What about death benefits?
Hi, this is Lucas Foust from Foust Law Office. And I'm here to answer a quick question. It's one of the saddest questions that I come across when I represent people or advise people about their workers' compensation claim. Usually, it's a widow. Sometimes, it's a child, a minor child. But the question that I receive is, "What happens with death benefits? What happens if my husband has been killed or my wife has been killed at work?" Well, under Montana law, a spouse is eligible for up to 500 weeks of death benefits, or if the spouse remarries after they lose the worker, their death benefits will continue or conclude. Minor children are eligible for death benefits up until they reach the age of 18 or 22 if they attend college.

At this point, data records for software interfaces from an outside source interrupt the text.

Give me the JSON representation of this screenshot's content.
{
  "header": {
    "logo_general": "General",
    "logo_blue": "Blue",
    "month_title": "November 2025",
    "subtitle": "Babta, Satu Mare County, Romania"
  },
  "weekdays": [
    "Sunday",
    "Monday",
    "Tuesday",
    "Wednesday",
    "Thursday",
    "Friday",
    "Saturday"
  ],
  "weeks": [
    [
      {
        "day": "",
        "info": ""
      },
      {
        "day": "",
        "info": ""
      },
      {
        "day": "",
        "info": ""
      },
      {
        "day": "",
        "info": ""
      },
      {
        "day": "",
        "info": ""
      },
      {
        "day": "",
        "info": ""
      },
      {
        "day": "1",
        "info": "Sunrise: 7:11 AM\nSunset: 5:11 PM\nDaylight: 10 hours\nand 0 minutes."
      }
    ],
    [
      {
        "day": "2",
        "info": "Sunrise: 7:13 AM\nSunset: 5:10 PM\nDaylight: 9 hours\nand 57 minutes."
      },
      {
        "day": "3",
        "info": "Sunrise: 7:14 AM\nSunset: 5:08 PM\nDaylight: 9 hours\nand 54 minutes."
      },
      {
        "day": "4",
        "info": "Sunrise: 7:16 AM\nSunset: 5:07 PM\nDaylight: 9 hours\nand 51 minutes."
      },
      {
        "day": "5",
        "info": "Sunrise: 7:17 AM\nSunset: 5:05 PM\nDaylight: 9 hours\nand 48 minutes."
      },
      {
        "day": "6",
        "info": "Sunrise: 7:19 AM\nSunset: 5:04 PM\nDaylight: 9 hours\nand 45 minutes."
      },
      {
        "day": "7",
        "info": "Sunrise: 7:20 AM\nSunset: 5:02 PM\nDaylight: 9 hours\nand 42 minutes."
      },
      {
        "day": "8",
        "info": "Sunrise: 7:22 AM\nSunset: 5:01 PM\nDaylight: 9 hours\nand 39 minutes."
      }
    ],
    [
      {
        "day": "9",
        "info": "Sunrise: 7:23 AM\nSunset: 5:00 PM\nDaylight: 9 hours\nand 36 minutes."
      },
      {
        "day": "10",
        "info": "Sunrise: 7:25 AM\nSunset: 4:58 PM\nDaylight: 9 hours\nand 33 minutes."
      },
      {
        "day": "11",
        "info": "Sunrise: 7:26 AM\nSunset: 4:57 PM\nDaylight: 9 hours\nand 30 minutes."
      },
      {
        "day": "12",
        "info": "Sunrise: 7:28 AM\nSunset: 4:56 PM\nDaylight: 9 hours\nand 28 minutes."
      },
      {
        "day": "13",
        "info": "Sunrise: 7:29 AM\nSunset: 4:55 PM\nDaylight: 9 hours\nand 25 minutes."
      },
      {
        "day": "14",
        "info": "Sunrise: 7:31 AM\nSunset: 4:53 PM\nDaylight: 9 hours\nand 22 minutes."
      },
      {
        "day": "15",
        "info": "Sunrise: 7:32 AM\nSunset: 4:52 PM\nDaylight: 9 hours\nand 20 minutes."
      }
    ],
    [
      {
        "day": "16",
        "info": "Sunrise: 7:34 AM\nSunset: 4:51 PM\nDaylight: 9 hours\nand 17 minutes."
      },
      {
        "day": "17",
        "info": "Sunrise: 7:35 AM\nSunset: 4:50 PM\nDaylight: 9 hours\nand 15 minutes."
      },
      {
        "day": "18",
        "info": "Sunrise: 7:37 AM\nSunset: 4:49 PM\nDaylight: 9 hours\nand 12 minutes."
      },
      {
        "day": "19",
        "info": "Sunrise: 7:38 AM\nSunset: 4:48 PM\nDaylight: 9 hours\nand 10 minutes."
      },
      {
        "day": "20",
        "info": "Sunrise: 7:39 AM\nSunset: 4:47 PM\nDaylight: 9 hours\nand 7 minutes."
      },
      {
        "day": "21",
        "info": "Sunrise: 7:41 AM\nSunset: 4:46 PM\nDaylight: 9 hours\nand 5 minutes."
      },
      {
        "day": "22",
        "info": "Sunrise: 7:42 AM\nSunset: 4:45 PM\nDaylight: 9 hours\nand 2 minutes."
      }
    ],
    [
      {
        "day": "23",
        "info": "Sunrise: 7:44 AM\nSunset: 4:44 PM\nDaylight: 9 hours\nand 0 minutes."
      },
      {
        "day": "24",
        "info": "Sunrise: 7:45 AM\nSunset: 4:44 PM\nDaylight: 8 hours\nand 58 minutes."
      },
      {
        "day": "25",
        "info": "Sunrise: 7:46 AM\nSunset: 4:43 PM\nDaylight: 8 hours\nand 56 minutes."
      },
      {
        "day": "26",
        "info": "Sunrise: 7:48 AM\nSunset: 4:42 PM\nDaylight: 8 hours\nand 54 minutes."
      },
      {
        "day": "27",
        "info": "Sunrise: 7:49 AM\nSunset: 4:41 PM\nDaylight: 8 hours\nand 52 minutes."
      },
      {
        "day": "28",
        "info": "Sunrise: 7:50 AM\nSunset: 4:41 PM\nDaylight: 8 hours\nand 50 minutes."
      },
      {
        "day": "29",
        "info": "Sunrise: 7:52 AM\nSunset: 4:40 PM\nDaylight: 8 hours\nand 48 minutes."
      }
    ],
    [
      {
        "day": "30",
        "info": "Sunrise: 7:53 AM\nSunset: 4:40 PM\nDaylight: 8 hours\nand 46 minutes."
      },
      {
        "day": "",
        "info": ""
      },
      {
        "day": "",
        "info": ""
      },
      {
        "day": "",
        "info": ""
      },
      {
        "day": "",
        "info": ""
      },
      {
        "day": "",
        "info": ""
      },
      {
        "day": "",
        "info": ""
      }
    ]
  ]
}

There's an awful lot to consider if you've lost a loved one as a result of an industrial injury or a workplace injury, and I recommend that you contact an attorney. Whether it's me or somebody else, you really should contact an attorney. There are a lot of ins and outs and things that you should be aware of. We realize this is a difficult time, and we're here to provide information to you. You may not even need an attorney. But if you do come to our office with a death benefits claim and you don't really need an attorney, if the benefits are going to come right to you, we'll tell you that ahead of time. At Foust Law Office, we believe that an informed client is a better client.